* **Your objective**
In your copy, leave out the pictures; write out all the data exactly.

== Segment start ==

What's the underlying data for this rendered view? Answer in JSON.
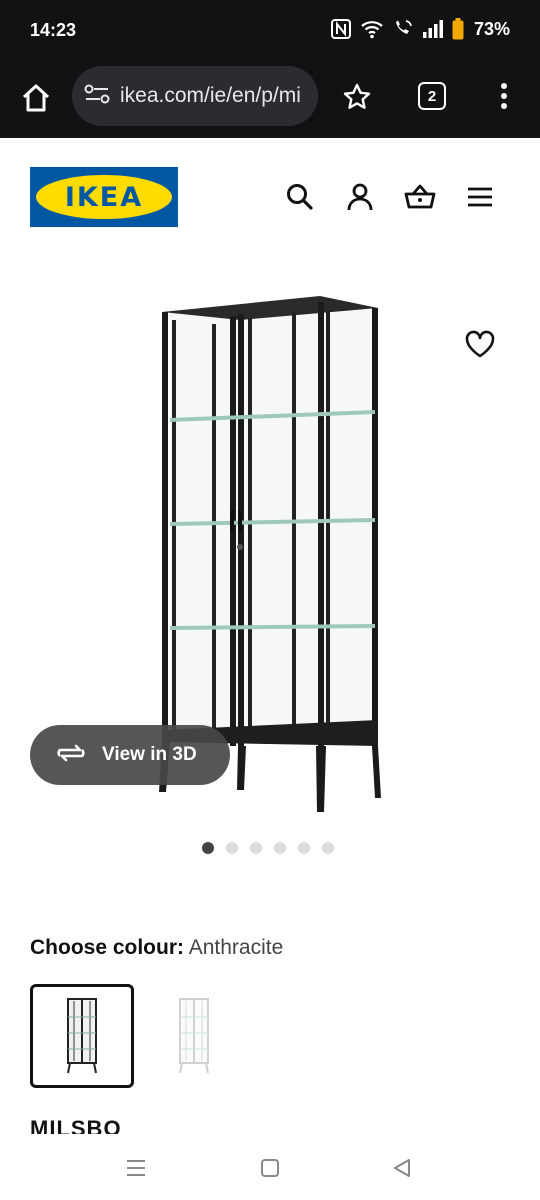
{
  "status_bar": {
    "time": "14:23",
    "battery": "73%",
    "icons": [
      "nfc-icon",
      "wifi-icon",
      "wifi-calling-icon",
      "signal-icon",
      "battery-icon"
    ]
  },
  "browser": {
    "url": "ikea.com/ie/en/p/mi",
    "tab_count": "2",
    "icons": [
      "home-icon",
      "site-settings-icon",
      "star-icon",
      "tabs-icon",
      "more-vert-icon"
    ]
  },
  "site_header": {
    "logo_text": "IKEA",
    "icons": [
      "search-icon",
      "account-icon",
      "basket-icon",
      "menu-icon"
    ]
  },
  "product": {
    "view_3d_label": "View in 3D",
    "image_count": 6,
    "active_image_index": 0,
    "colour_label": "Choose colour:",
    "colour_value": "Anthracite",
    "swatches": [
      "Anthracite",
      "White"
    ],
    "name": "MILSBO"
  },
  "nav_bar": {
    "icons": [
      "recent-apps-icon",
      "home-nav-icon",
      "back-icon"
    ]
  },
  "colors": {
    "ikea_blue": "#0058a3",
    "ikea_yellow": "#ffdb00",
    "bar_dark": "#111214"
  }
}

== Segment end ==

* **Response box**
What's the underlying data for this rendered view? Answer in JSON.
{
  "status_bar": {
    "time": "14:23",
    "battery": "73%",
    "icons": [
      "nfc-icon",
      "wifi-icon",
      "wifi-calling-icon",
      "signal-icon",
      "battery-icon"
    ]
  },
  "browser": {
    "url": "ikea.com/ie/en/p/mi",
    "tab_count": "2",
    "icons": [
      "home-icon",
      "site-settings-icon",
      "star-icon",
      "tabs-icon",
      "more-vert-icon"
    ]
  },
  "site_header": {
    "logo_text": "IKEA",
    "icons": [
      "search-icon",
      "account-icon",
      "basket-icon",
      "menu-icon"
    ]
  },
  "product": {
    "view_3d_label": "View in 3D",
    "image_count": 6,
    "active_image_index": 0,
    "colour_label": "Choose colour:",
    "colour_value": "Anthracite",
    "swatches": [
      "Anthracite",
      "White"
    ],
    "name": "MILSBO"
  },
  "nav_bar": {
    "icons": [
      "recent-apps-icon",
      "home-nav-icon",
      "back-icon"
    ]
  },
  "colors": {
    "ikea_blue": "#0058a3",
    "ikea_yellow": "#ffdb00",
    "bar_dark": "#111214"
  }
}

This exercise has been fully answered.